+++ Input records

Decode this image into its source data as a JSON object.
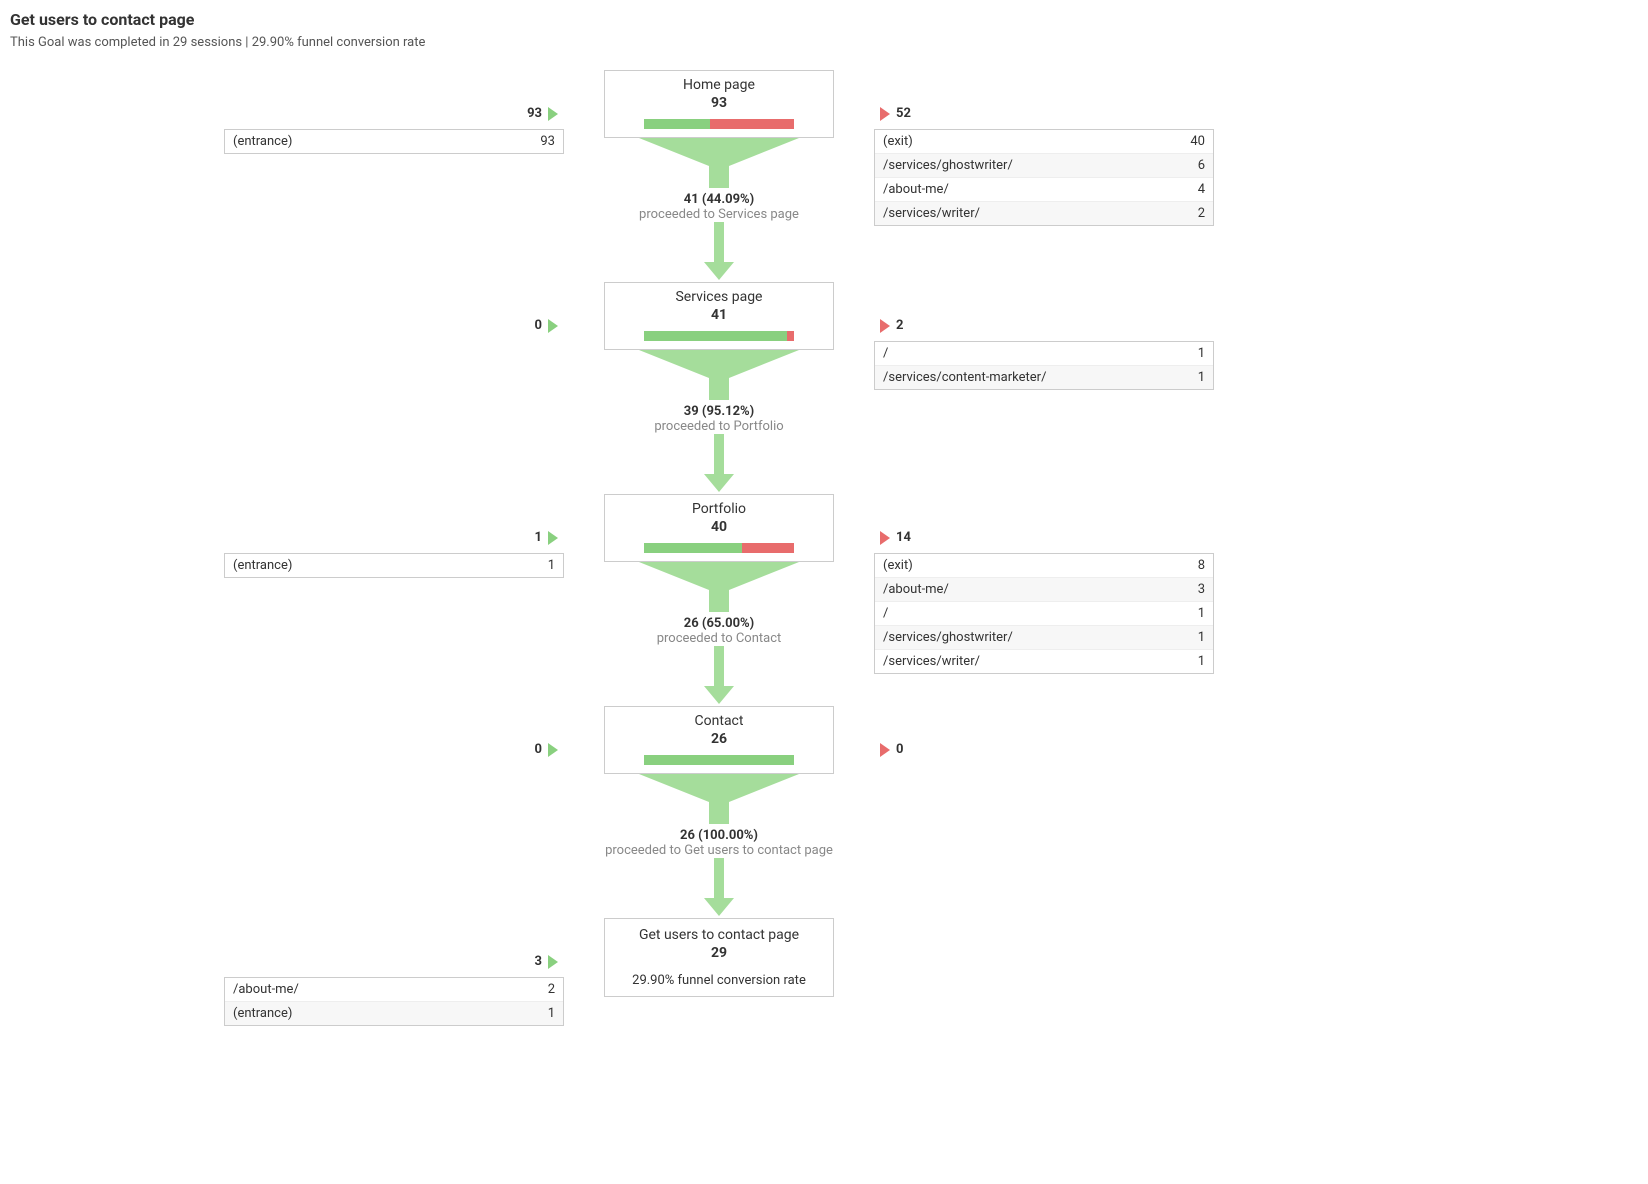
{
  "title": "Get users to contact page",
  "subtitle": "This Goal was completed in 29 sessions | 29.90% funnel conversion rate",
  "steps": [
    {
      "name": "Home page",
      "count": "93",
      "in_count": "93",
      "out_count": "52",
      "bar_green_pct": 44,
      "bar_red_pct": 56,
      "proceed_main": "41 (44.09%)",
      "proceed_sub": "proceeded to Services page",
      "in_rows": [
        {
          "label": "(entrance)",
          "value": "93"
        }
      ],
      "out_rows": [
        {
          "label": "(exit)",
          "value": "40"
        },
        {
          "label": "/services/ghostwriter/",
          "value": "6"
        },
        {
          "label": "/about-me/",
          "value": "4"
        },
        {
          "label": "/services/writer/",
          "value": "2"
        }
      ]
    },
    {
      "name": "Services page",
      "count": "41",
      "in_count": "0",
      "out_count": "2",
      "bar_green_pct": 95,
      "bar_red_pct": 5,
      "proceed_main": "39 (95.12%)",
      "proceed_sub": "proceeded to Portfolio",
      "in_rows": [],
      "out_rows": [
        {
          "label": "/",
          "value": "1"
        },
        {
          "label": "/services/content-marketer/",
          "value": "1"
        }
      ]
    },
    {
      "name": "Portfolio",
      "count": "40",
      "in_count": "1",
      "out_count": "14",
      "bar_green_pct": 65,
      "bar_red_pct": 35,
      "proceed_main": "26 (65.00%)",
      "proceed_sub": "proceeded to Contact",
      "in_rows": [
        {
          "label": "(entrance)",
          "value": "1"
        }
      ],
      "out_rows": [
        {
          "label": "(exit)",
          "value": "8"
        },
        {
          "label": "/about-me/",
          "value": "3"
        },
        {
          "label": "/",
          "value": "1"
        },
        {
          "label": "/services/ghostwriter/",
          "value": "1"
        },
        {
          "label": "/services/writer/",
          "value": "1"
        }
      ]
    },
    {
      "name": "Contact",
      "count": "26",
      "in_count": "0",
      "out_count": "0",
      "bar_green_pct": 100,
      "bar_red_pct": 0,
      "proceed_main": "26 (100.00%)",
      "proceed_sub": "proceeded to Get users to contact page",
      "in_rows": [],
      "out_rows": []
    }
  ],
  "final": {
    "name": "Get users to contact page",
    "count": "29",
    "in_count": "3",
    "rate": "29.90% funnel conversion rate",
    "in_rows": [
      {
        "label": "/about-me/",
        "value": "2"
      },
      {
        "label": "(entrance)",
        "value": "1"
      }
    ]
  },
  "chart_data": {
    "type": "funnel",
    "title": "Get users to contact page",
    "funnel_conversion_rate": 29.9,
    "completed_sessions": 29,
    "steps": [
      {
        "name": "Home page",
        "count": 93,
        "entered": 93,
        "exited": 52,
        "proceeded": 41,
        "proceed_pct": 44.09
      },
      {
        "name": "Services page",
        "count": 41,
        "entered": 0,
        "exited": 2,
        "proceeded": 39,
        "proceed_pct": 95.12
      },
      {
        "name": "Portfolio",
        "count": 40,
        "entered": 1,
        "exited": 14,
        "proceeded": 26,
        "proceed_pct": 65.0
      },
      {
        "name": "Contact",
        "count": 26,
        "entered": 0,
        "exited": 0,
        "proceeded": 26,
        "proceed_pct": 100.0
      },
      {
        "name": "Get users to contact page",
        "count": 29,
        "entered": 3
      }
    ]
  }
}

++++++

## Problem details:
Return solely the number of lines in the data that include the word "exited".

## Task output:
4